BEGIN
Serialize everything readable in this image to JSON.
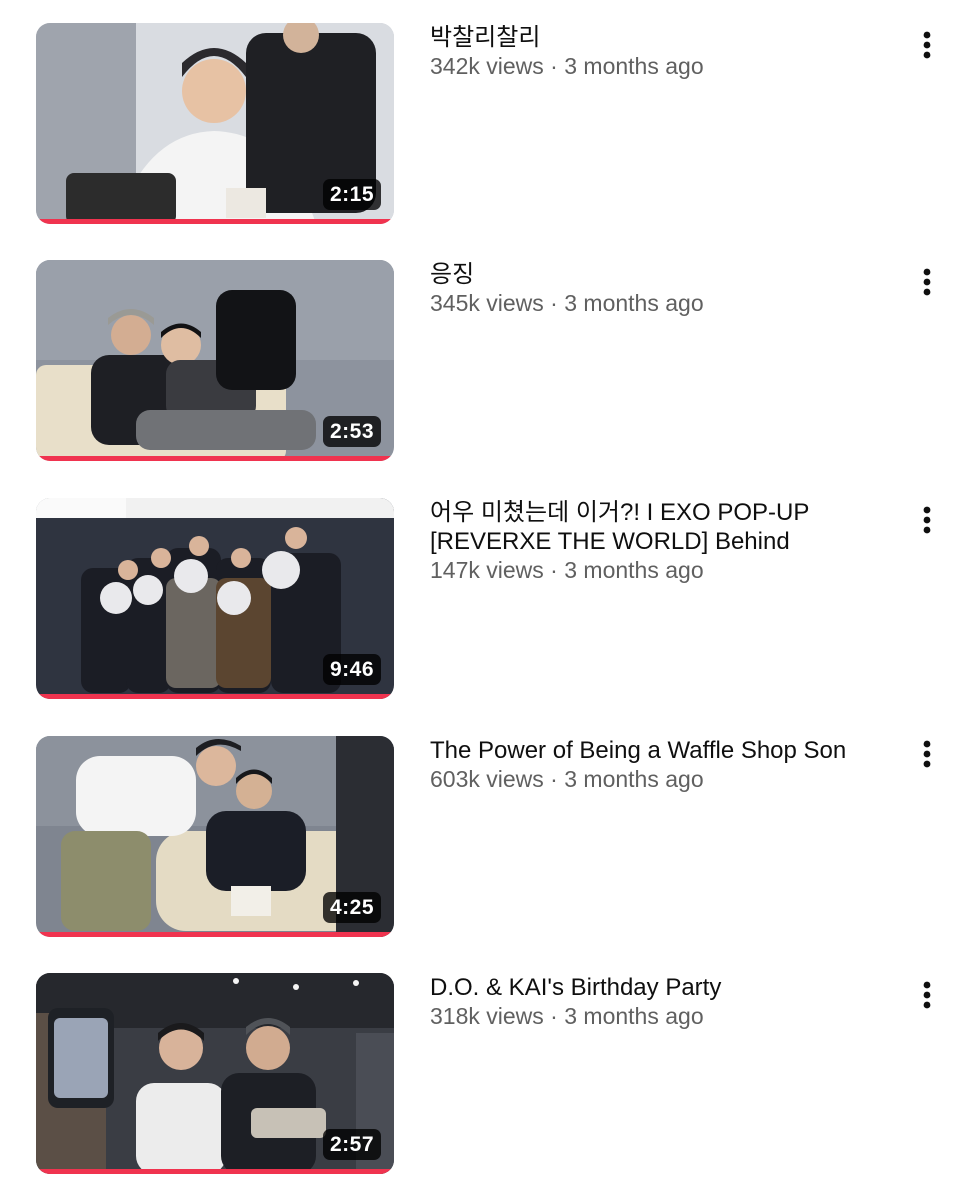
{
  "videos": [
    {
      "title": "박찰리찰리",
      "views": "342k views",
      "separator": "·",
      "age": "3 months ago",
      "duration": "2:15",
      "watched_fraction": 1.0,
      "thumbnail_icon": "video-thumbnail-icon"
    },
    {
      "title": "응징",
      "views": "345k views",
      "separator": "·",
      "age": "3 months ago",
      "duration": "2:53",
      "watched_fraction": 1.0,
      "thumbnail_icon": "video-thumbnail-icon"
    },
    {
      "title": "어우 미쳤는데 이거?! I EXO POP-UP [REVERXE THE WORLD] Behind",
      "views": "147k views",
      "separator": "·",
      "age": "3 months ago",
      "duration": "9:46",
      "watched_fraction": 1.0,
      "thumbnail_icon": "video-thumbnail-icon"
    },
    {
      "title": "The Power of Being a Waffle Shop Son",
      "views": "603k views",
      "separator": "·",
      "age": "3 months ago",
      "duration": "4:25",
      "watched_fraction": 1.0,
      "thumbnail_icon": "video-thumbnail-icon"
    },
    {
      "title": "D.O. & KAI's Birthday Party",
      "views": "318k views",
      "separator": "·",
      "age": "3 months ago",
      "duration": "2:57",
      "watched_fraction": 1.0,
      "thumbnail_icon": "video-thumbnail-icon"
    }
  ],
  "more_icon": "more-vertical-icon",
  "colors": {
    "progress": "#f0334f",
    "title": "#0f0f0f",
    "meta": "#606060",
    "badge_bg": "#000000c7"
  }
}
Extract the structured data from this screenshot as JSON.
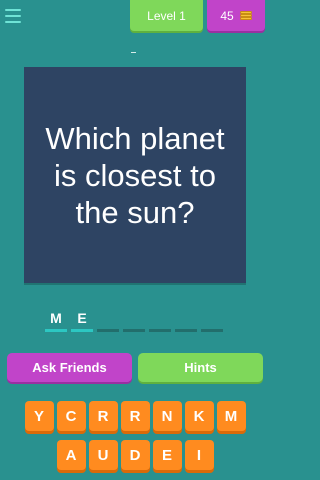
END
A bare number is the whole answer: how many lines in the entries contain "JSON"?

RESULT OF THE TASK ::
2